Data about app and page elements:
Segment Open

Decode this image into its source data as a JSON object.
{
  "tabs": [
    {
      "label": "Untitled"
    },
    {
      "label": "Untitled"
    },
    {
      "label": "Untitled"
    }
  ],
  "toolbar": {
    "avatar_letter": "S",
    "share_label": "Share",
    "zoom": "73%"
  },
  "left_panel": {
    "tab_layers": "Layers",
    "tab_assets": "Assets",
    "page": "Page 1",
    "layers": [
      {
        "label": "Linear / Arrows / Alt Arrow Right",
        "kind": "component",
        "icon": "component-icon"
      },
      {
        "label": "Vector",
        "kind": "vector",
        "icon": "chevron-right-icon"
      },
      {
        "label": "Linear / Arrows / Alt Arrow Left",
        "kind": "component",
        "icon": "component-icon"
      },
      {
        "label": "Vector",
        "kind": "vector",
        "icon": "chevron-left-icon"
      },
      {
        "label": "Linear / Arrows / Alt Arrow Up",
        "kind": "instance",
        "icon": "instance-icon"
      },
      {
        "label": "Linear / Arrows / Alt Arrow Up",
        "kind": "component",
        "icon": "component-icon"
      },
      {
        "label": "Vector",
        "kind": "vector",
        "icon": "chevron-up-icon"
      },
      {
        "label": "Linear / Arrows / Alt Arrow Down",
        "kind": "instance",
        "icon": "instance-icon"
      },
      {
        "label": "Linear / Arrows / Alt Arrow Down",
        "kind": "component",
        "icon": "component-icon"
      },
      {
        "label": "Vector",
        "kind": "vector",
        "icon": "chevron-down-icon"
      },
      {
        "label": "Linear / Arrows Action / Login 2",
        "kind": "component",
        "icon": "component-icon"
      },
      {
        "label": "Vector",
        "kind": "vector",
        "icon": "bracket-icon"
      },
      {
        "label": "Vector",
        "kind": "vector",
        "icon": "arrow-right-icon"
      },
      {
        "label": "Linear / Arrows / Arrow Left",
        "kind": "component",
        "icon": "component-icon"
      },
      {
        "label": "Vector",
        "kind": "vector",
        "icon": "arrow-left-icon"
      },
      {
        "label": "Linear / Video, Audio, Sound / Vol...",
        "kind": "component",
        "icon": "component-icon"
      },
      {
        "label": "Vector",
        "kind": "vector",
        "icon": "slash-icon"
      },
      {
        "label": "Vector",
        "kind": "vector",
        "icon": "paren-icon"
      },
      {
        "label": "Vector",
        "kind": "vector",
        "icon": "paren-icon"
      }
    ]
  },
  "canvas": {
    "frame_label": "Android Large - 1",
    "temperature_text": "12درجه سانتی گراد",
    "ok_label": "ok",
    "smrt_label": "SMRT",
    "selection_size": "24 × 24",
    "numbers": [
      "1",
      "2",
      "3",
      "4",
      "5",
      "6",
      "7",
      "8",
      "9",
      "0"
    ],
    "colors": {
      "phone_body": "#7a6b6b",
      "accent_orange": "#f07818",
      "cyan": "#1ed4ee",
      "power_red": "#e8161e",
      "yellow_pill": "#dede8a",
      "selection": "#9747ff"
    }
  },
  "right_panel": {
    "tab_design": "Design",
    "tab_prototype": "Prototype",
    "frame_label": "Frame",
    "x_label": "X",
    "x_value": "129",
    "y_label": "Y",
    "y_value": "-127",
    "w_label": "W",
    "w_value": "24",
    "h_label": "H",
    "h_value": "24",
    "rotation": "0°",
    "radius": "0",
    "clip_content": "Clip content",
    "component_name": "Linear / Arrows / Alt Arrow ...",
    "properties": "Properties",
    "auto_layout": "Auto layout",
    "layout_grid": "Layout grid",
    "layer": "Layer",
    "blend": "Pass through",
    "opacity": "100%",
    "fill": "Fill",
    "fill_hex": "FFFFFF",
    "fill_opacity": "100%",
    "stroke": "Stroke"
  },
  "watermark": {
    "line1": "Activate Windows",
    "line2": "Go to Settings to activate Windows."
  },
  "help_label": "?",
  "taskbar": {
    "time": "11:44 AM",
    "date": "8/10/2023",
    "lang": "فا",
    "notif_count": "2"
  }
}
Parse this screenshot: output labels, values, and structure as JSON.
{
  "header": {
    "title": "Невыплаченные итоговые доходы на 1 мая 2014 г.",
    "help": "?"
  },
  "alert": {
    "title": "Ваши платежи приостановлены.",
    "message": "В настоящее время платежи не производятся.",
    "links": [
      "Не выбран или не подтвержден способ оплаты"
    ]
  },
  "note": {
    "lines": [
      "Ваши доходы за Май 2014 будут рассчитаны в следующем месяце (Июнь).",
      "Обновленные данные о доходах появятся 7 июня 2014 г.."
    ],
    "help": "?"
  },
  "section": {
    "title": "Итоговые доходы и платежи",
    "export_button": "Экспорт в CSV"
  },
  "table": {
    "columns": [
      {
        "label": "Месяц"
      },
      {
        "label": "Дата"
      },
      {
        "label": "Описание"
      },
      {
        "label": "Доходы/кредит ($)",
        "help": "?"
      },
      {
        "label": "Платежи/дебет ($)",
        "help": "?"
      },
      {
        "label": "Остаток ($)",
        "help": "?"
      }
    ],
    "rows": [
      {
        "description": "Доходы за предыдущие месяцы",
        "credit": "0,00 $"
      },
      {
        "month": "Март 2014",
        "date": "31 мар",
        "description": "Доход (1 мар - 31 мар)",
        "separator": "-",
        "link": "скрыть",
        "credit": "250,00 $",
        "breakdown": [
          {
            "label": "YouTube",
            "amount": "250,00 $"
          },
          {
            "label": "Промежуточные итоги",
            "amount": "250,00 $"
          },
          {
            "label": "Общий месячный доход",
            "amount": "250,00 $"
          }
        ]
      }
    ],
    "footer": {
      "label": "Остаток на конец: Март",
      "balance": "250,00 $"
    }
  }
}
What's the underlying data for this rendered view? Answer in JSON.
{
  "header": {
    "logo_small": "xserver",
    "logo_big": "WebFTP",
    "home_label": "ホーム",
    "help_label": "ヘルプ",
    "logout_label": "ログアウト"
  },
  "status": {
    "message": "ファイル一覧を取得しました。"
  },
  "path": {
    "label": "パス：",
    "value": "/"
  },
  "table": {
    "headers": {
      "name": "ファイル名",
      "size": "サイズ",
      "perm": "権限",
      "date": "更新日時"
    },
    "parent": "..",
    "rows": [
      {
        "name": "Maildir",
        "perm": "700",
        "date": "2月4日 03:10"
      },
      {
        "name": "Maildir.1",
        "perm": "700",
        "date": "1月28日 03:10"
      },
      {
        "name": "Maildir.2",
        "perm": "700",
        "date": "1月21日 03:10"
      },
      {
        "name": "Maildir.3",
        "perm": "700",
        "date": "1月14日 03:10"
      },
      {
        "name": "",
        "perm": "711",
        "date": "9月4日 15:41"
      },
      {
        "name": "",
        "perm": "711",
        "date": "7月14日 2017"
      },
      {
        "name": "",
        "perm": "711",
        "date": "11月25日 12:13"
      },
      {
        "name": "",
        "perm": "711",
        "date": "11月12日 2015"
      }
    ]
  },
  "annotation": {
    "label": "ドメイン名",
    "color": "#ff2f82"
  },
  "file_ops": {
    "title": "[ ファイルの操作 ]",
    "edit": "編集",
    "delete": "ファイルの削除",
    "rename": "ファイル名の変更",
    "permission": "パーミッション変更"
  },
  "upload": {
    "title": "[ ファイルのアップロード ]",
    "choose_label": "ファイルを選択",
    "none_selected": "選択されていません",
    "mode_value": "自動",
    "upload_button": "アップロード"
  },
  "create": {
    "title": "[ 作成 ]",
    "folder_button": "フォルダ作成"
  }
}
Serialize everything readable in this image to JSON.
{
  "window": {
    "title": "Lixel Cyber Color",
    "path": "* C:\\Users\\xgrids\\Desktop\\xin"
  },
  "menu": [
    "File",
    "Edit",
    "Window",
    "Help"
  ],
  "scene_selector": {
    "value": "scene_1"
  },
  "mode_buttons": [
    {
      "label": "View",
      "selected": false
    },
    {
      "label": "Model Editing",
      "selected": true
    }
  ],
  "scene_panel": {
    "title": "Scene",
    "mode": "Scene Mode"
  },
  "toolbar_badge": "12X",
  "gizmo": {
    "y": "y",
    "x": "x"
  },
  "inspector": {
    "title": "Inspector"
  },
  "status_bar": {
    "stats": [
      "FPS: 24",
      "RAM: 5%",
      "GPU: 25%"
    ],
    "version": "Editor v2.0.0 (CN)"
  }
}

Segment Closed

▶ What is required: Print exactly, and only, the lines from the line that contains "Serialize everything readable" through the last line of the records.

▶ Output for this exercise:
Serialize everything readable in this image to JSON.
{
  "window": {
    "title": "Lixel Cyber Color",
    "path": "* C:\\Users\\xgrids\\Desktop\\xin"
  },
  "menu": [
    "File",
    "Edit",
    "Window",
    "Help"
  ],
  "scene_selector": {
    "value": "scene_1"
  },
  "mode_buttons": [
    {
      "label": "View",
      "selected": false
    },
    {
      "label": "Model Editing",
      "selected": true
    }
  ],
  "scene_panel": {
    "title": "Scene",
    "mode": "Scene Mode"
  },
  "toolbar_badge": "12X",
  "gizmo": {
    "y": "y",
    "x": "x"
  },
  "inspector": {
    "title": "Inspector"
  },
  "status_bar": {
    "stats": [
      "FPS: 24",
      "RAM: 5%",
      "GPU: 25%"
    ],
    "version": "Editor v2.0.0 (CN)"
  }
}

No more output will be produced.